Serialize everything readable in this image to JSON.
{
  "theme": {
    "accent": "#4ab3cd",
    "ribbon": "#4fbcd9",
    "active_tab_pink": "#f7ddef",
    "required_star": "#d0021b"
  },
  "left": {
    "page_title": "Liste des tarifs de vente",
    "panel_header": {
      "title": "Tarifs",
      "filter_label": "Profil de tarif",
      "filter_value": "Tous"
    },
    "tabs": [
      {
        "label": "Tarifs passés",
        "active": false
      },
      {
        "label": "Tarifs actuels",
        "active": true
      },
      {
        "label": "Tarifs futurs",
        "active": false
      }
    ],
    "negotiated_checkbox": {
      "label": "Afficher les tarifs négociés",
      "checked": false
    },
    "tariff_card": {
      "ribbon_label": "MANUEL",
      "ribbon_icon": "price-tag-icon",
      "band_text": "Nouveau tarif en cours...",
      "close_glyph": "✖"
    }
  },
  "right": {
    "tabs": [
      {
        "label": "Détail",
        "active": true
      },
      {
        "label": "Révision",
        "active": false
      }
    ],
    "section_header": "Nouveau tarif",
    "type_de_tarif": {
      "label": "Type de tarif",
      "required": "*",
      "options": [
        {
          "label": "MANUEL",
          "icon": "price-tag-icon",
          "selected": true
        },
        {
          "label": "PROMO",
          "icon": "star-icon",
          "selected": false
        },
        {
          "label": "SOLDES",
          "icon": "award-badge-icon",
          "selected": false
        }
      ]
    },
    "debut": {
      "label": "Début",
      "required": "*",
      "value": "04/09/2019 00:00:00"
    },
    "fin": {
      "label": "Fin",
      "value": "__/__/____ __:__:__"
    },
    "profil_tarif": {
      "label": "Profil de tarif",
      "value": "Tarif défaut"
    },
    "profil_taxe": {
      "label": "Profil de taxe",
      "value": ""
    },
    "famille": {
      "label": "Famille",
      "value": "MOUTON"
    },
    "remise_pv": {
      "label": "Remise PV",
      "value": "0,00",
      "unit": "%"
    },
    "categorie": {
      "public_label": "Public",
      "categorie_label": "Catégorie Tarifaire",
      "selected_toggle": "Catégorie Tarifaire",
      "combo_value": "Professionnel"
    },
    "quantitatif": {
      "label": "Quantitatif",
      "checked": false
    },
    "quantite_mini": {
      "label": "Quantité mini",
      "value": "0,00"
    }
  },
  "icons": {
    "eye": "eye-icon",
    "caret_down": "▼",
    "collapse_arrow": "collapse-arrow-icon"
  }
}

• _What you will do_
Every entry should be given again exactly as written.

• _Response to the exercise_
Serialize everything readable in this image to JSON.
{
  "theme": {
    "accent": "#4ab3cd",
    "ribbon": "#4fbcd9",
    "active_tab_pink": "#f7ddef",
    "required_star": "#d0021b"
  },
  "left": {
    "page_title": "Liste des tarifs de vente",
    "panel_header": {
      "title": "Tarifs",
      "filter_label": "Profil de tarif",
      "filter_value": "Tous"
    },
    "tabs": [
      {
        "label": "Tarifs passés",
        "active": false
      },
      {
        "label": "Tarifs actuels",
        "active": true
      },
      {
        "label": "Tarifs futurs",
        "active": false
      }
    ],
    "negotiated_checkbox": {
      "label": "Afficher les tarifs négociés",
      "checked": false
    },
    "tariff_card": {
      "ribbon_label": "MANUEL",
      "ribbon_icon": "price-tag-icon",
      "band_text": "Nouveau tarif en cours...",
      "close_glyph": "✖"
    }
  },
  "right": {
    "tabs": [
      {
        "label": "Détail",
        "active": true
      },
      {
        "label": "Révision",
        "active": false
      }
    ],
    "section_header": "Nouveau tarif",
    "type_de_tarif": {
      "label": "Type de tarif",
      "required": "*",
      "options": [
        {
          "label": "MANUEL",
          "icon": "price-tag-icon",
          "selected": true
        },
        {
          "label": "PROMO",
          "icon": "star-icon",
          "selected": false
        },
        {
          "label": "SOLDES",
          "icon": "award-badge-icon",
          "selected": false
        }
      ]
    },
    "debut": {
      "label": "Début",
      "required": "*",
      "value": "04/09/2019 00:00:00"
    },
    "fin": {
      "label": "Fin",
      "value": "__/__/____ __:__:__"
    },
    "profil_tarif": {
      "label": "Profil de tarif",
      "value": "Tarif défaut"
    },
    "profil_taxe": {
      "label": "Profil de taxe",
      "value": ""
    },
    "famille": {
      "label": "Famille",
      "value": "MOUTON"
    },
    "remise_pv": {
      "label": "Remise PV",
      "value": "0,00",
      "unit": "%"
    },
    "categorie": {
      "public_label": "Public",
      "categorie_label": "Catégorie Tarifaire",
      "selected_toggle": "Catégorie Tarifaire",
      "combo_value": "Professionnel"
    },
    "quantitatif": {
      "label": "Quantitatif",
      "checked": false
    },
    "quantite_mini": {
      "label": "Quantité mini",
      "value": "0,00"
    }
  },
  "icons": {
    "eye": "eye-icon",
    "caret_down": "▼",
    "collapse_arrow": "collapse-arrow-icon"
  }
}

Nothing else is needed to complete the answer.